Plate Clamp Lift

This is not an exercise I use as I feel you develop this strength through lots of BJJ and no thumb gripping the pull-up bar. However, to strengthen your fingers, use this and the plate pinch for a potent combination. Here's how to do it:

  • Hold the edge of a small plate between your fingers and palm. Squeeze the plate and lift it off the floor, pausing before slowly returning to the floor.

Best BJJ Grip Strength Workout

Day 1




A1) Double Overhead Deadlift

3 x 3

75-80% 1RM

B1) Fat Bar Deadlift

1 x 1

Small jumps to a heavy single)

C1) Towel Pull-Up

3 x Max reps


D1) Plate Pinch

2 x 20 sec


Day 2




A1) Sandbag Bearhug Carry

3 x 20-40 m (vary grips)


B1) Towel Barbell Curls

3 x 8-10


C1) Plate Clamp Lift

2 x 10


D1) Plate Pinch

2 x 20 sec


Best Grip Strengthener For Jiu Jitsu

Fat Gripz

I bought my Fat Gripz over a decade ago and still use them in most of my gym sessions. They easily store in your gym bag and can be added to the barbell, dumbbells, or cable attachments to target the grip and forearms.

They have three sizes, but the original blue model is perfect for most BJJ practitioners. The Fat Gripz Ones are suitable for females with smaller hands.

Expand Your Hands

You can't hammer your grip for long periods and expect no niggles or injuries. Your hands and forearms take a beating if you're training your grip, doing BJJ, and general tasks at home—especially your finger and wrist flexors.

The IronMind Expand Your Hands Rubber Bands work the finger extensors, which get little to no love in the gym and on the mats. Do these for high reps, and you'll take care of your elbow and wrist pain.


Training your grip is a must for BJJ performance. But be careful with doing too much on top of the intense grip demands of BJJ. Less is more in this instance. Sometimes, it’s not about doing more grip work but reducing your injury risk by doing grip exercises like finger extensions to keep yourself healthy.


1. Fernandes Monteiro, L., Abian Vicen, J., Díaz Lara, F. J., & García García, J. M. (2014). Body composition, isometric hand grip, and explosive strength leg-similitarities and differences between novices and experts in an international competition of Brazilian jiu jiutsu.

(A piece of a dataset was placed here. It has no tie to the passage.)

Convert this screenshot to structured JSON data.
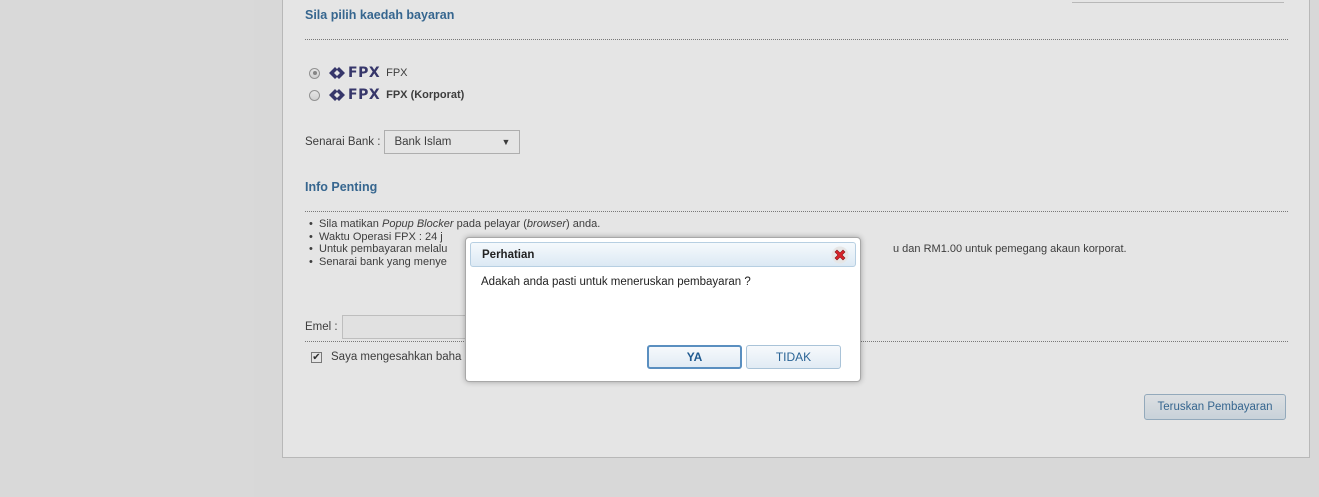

2. Krings, B. M., Shepherd, B. D., Swain, J. C., Turner, A. J., Chander, H., Waldman, H. S., ... & Smith, J. W. (2019). Impact of Fat Grip Attachments on Muscular Strength and Neuromuscular Activation During Resistance Exercise. Journal of Strength and Conditioning Research.